Welcome back to the world of Filgaia... sort of. While the world retains the same name and other similarities, Wild Arms 2 is not really a sequel but rather a separate story set in the same universe. A new army recruit, Ashley, is transformed into a hideous demon in a dimensional experiment conducted by unknown foes. As the experiment's only survivor, Ashley joins the war-hero-turned-criminal Brad and the bumbling magician Lilka in the newly formed ARMs special forces. Determined to uncover the evil that twisted Ashley's body and soul and prevent further experimentation with the dark parallel universe, the group finds a far greater conspiracy, which, of course, threatens the entire world. Ashley, Brad, and Lilka will be joined by other adventurers on their journey, and each will have unique powers and perspectives on the coming disaster.
Like the original Wild Arms, Wild Arms 2 combines standard random-encounter-based RPG gameplay with Zelda-like dungeons and puzzle solving. Each character in the three-person party has a handful of tools and skills at his or her disposal for manipulating the environment and solving the plethora of simple puzzles. Dungeons are viewed from a 3D rotatable three-quarter view, and manipulation of the camera is required to find exits, chests, and puzzle elements alike.
Beginning with the most blaring and over-the-top fanfare to grace an RPG, Wild Arms 2's combat system is, ironically, slow and unexciting, not to mention strategically nontaxing. The characters have a variety of attacks at their disposal, such as magic and the use of ARMs weapons. Magic and ARMs attacks require the use of force points (FP), built up by giving and receiving damage. Throw in the concept of magic as a virtually unlimited resource, and you've got an easy game. In a nod to the Final Fantasy series, Wild Arms 2 features a variety of interesting character-customization options. "Guardians," similar to Final Fantasy VIII's Guardian Forces, can be equipped to modify your stats and grant additional powers, including the ability to summon great beasts into battle. As in the first game, magic spells are scribed onto crests found throughout the game, and they let you fully customize a relatively small spell library. New to Wild Arms 2 are personal skills, which are status-enhancing abilities that can be purchased with a pool of skill points accrued throughout the course of the game. Personal skills include resistance to status effects and decreased FP usage. While character customization is always welcome, Wild Arms 2 just isn't difficult enough to really warrant this level of tweaking, so the point is fairly moot.

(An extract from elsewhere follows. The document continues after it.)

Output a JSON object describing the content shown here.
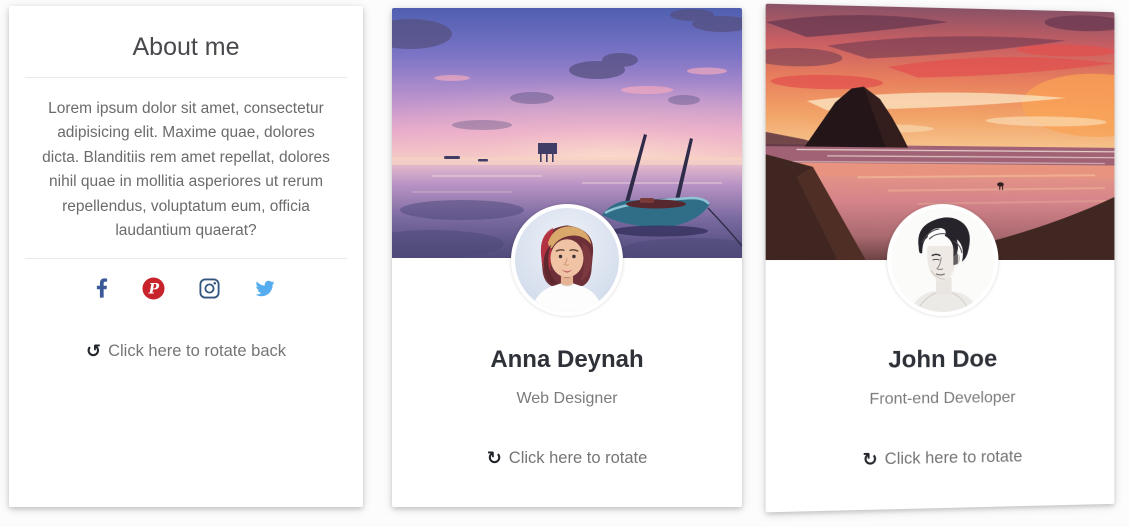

Wild Arms 2 also features a logically questionable overworld map system, implemented to keep you on the straight and narrow. Locations on the map are not visible until two events have occurred: you've been told about the location by a nonplayer character and you "sonar ping" near its actual location. Why a giant castle is invisible is unknown, and searching for the locations is an exercise in pointlessness. Completely removing the motivation to explore removes any nonlinearity the game might have.
Wild Arms 2's gameplay suffers from comparison to other, more original, modern-day RPGs, and its technology is completely destroyed by the same comparisons. While the 3D towns and dungeons look good enough, the battle engine doesn't seem to have changed one lick since the first game's 1997 release. While the character models are less "superdeformed," they are low in polygons, heavily jointed, and poorly textured. In addition to having the worst monster designs since Crave's miserable Shadow Madness, Wild Arms 2 also features terrible animation and spell effects. While it's unrealistic to expect Final Fantasy-style production values in every RPG, Wild Arms 2's technology is subpar and reminiscent of yesteryear's low-budget RPGs. The only thing helping the game's visuals are the impressively high-budget anime cutscenes, featuring smooth animation and far more appealing renditions of the game's characters. Obnoxious battle fanfare aside, Wild Arms 2's music is probably the game's highest point. From soothing town anthems to sinister bad-guy themes, Wild Arms 2 is, aurally, much better off than its predecessor.
Wild Arms 2 isn't bad, but it doesn't begin to approach today's standard of good, either. While a number of RPG players have fond memories of the original Wild Arms, they'll most likely be surprised and dismayed by its dinosaur of a sequel. While this doesn't bode well for Wild Arms 2, it is pleasing to note how far the genre has advanced since the original game's release.